- i.e. once this is implemented, it ought to be re-usable “in server mode” with almost no code changes to provide a multi-host non-uniform distributed event log and playback system. “ought to”.
- From a tools perspective, we want to click on any Journal event and see the exact state of the entire Game at that point in time
- Game Debugging … on steroids. BECAUSE WE CAN, THAT’S WHY
- …which’ll destroy C#’s crappy Garbage Collector.
- So we’d better be aggressive about using weak references and/or converting “old” data into “summary” data, and dumping the data itself
- Just like an FS Journal, the ES Journal should allow us to reconstruct our entire game data at any point in time, so that we never, ever lose data, no matter how many bugs in Unity we encounter
- Unity: your refusal to debug and TEST your own frickin’ “undo” implementation? Yeah. I’m looking at YOU!
- Make a stupid mistake in your game-code and accidentally delete critical stuff while in Editor? Not done a git-commit recently? NO WORRIES! GO BACK IN TIME AND RELOAD IT! YEAH!
- Find a bug in the Entity System itself? (shock! Horror! But also: guaranteed to happen) … well, we’ve got you covered ;)
- …(which leads to the next point)
- This absolutely unfailingly guaranteeably … must not have any bugs in it.
- Unit Tests FTW

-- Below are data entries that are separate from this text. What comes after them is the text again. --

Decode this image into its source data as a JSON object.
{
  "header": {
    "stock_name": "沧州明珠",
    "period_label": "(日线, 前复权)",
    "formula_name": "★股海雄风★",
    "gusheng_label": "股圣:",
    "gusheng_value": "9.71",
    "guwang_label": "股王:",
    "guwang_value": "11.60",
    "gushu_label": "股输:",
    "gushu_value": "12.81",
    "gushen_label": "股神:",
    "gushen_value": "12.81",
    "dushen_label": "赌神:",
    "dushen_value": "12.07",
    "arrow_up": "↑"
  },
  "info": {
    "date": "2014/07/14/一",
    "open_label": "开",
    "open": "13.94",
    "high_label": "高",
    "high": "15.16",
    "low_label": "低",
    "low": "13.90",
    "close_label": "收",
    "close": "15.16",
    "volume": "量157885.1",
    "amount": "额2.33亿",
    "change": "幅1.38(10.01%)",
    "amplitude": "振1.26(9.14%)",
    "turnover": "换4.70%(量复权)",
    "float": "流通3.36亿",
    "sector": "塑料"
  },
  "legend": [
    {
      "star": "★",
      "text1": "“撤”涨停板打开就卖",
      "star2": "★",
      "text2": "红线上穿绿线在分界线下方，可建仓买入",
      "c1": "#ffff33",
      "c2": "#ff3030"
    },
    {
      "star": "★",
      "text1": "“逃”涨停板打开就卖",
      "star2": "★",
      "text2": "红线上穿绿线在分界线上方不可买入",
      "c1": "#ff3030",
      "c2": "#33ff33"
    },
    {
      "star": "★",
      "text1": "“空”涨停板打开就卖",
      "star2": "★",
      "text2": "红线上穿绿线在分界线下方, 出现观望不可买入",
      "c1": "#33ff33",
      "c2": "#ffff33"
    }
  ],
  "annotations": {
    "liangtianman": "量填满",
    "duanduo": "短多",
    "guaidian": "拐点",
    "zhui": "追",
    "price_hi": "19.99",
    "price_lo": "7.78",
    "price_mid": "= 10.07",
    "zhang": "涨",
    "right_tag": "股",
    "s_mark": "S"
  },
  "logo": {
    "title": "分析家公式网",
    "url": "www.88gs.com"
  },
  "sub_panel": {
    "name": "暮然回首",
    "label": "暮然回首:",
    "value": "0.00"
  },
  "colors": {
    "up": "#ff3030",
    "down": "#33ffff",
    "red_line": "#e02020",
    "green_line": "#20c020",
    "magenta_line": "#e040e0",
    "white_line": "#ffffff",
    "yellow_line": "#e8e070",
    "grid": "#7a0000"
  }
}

- This is our equivalent to Unity’s Serialization: everything will rely upon the assumption that “the Journal will take care of it”, making the Journal our weakest link / most critical code
- KISS: the simpler we keep the implementation AND the API, the more confident we can be that it works at all times in all situations
Yeah, well … that’s going to be a much longer article (or three!)
Want more? Want to support this ES in future?
…Sign up here to be kept up-to-date on the project’s upcoming Kickstarter / Patreon / whatever-it-ends-up-beign (if you’re already signed up, it won’t add you again)
3 replies on “Journalling for #entitySystems: #unity3d corrupted my scene; I’ve built a debugger for Unity!”
Why do you need an explicit journalling? Is there any reason other than stepping around unity-specific problems?
If all the changes are a result of processors being run on the system’s data, it should be enough to just save all the tables at the start of the frame. Playback is just a matter of reverting to one of the previously saved gamestates and just (re)run the processors one by one or in debugger’s step mode. Even user input will be covered as long as it is implemented via ECS and goes through the tables.
Even for a multiplayer game, it is relatively easy to compare the two gamestates (that are noting more than sets of tables) and find the difference that needs to be sent to a client.
Just wanted to drop by and say I’m following your progress with much interest and anticipation. I’ll definitely chip in on the kickstarter/patreon, really want to see this happen.
@Ilya – mostly this is about “if you keep every version of every table, you’ll run out of memory very quickly” combined with “make the API trivially easy to use and re-use throughout the codebase”. So … the aim is to take some of the techniques from journalling (as opposed to versioning) and get a good compromise.
But, TBH, Versioning might have been a clearer way to describe it – the only real reason to be interested in journalling specifically is the performance (storage space) aspects.